That was 10 years ago. For ten years we’ve been building a relationship, slowly at first. Softly, unaware of any invisible boundaries that may have been present and too nervous to accidentally cross one. We laugh about it now but I’ll never forget the time we were standing together for a photo and she looked at me, half annoyed and said, ‘Can you put your arm around me or something? We look so stiff.’ I had spent years wanting to squeeze her up in a tight hug, but too afraid the affection would make her uncomfortable…and here she was, brave and bold, vocalizing exactly what she needed in that moment.

Birth mom takes picture with firstborn daughter at the beach at sunset.
Courtesy of Raquel McCloud

That beautiful, strong-willed girl is a young woman now, 19 and full of life. We just got back from our first ever week-long vacation together. Over the past year, I’ve built an Instagram community around adoption education that is saturated in hope and healing. When I announced we were taking our first ever family vacation, an incredibly generous follower, Sarah Hutto, offered a complimentary photoshoot while we were near her home base in Florida. Y’all, I got our gallery back last night and I’m in tears. Unless you’re a birthmother, it may be hard to fully understand, but I’ll try to convey the weight of this moment…

Daughters sleepily snuggle their mom lying on the bed in the corner of their home.
Courtesy of Raquel McCloud

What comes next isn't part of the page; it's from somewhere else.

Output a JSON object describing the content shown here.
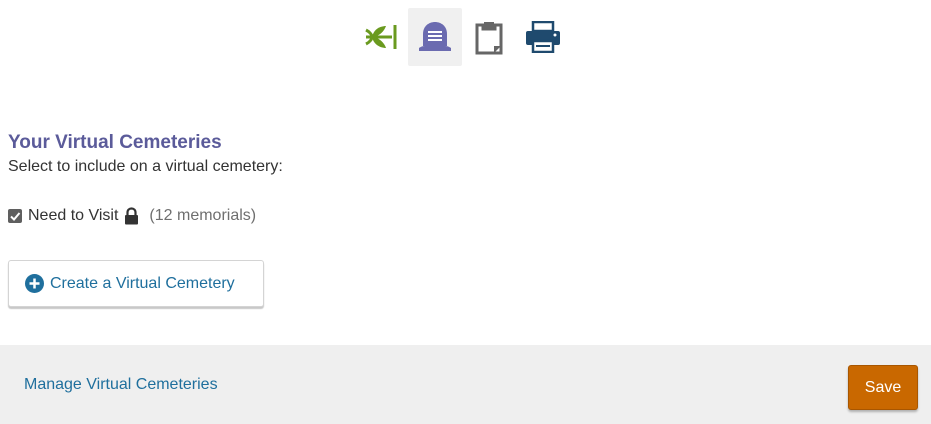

I love all of my children deeply, but with my youngest two, I never had to question if I would have a place in their lives. It’s the reality of parenting. You have a front row seat to every first, last, and the plethora of mundane moments in between. With my oldest it was different. I spent nine years assuming I may never get the opportunity to know her, and the next nine years terrified her or her parents might change their minds about inviting me into their lives. Not because it was ever said, but because a birthmother’s involvement isn’t promised or protected. For 18 years I held my breath, and last night I opened up a gallery of family photos my firstborn chose to be a part of. I scrolled through candid snapshots of a vacation she wanted to be at. I watched videos of her, fully comfortable existing within our home, and I wept.”

Birth mom and sisters excitedly greet daughter at the airport.
Courtesy of Raquel McCloud
Family canoes and paddleboards on vacation in Florida.
Courtesy of Raquel McCloud

This story was submitted to Love What Matters by Raquel McCloud. You can follow her family journey on Instagram. Submit your own story here and be sure to subscribe to our free email newsletter for our best stories.

Read more from Raquel here:

‘We deserve honest and direct answers about our biology.’: Adoptee advises adoptive parents on creating healthy foundations for their children

‘We will not ask our daughter to celebrate when she feels the pangs of grief, nor will we tell her to grieve when she feels like dancing.’: Adoptive mom talks giving kids choice to celebrate adoption anniversaries

‘How many kids do you have?’ For years, this question was a trigger. Like lemon juice in a fresh wound, it stung.’: Birthmother shares adoption grief, making peace with others’ opinions

‘Your birth daughter would like to meet you.’ I stood in disbelief. I was terrified she wouldn’t love me.’: Woman overcomes fear, ‘I wasted too many sleepless nights’

Do you know someone who could benefit from this story? Please SHARE on Facebook and Instagram to make them aware there is a community of support available.

 Share  Tweet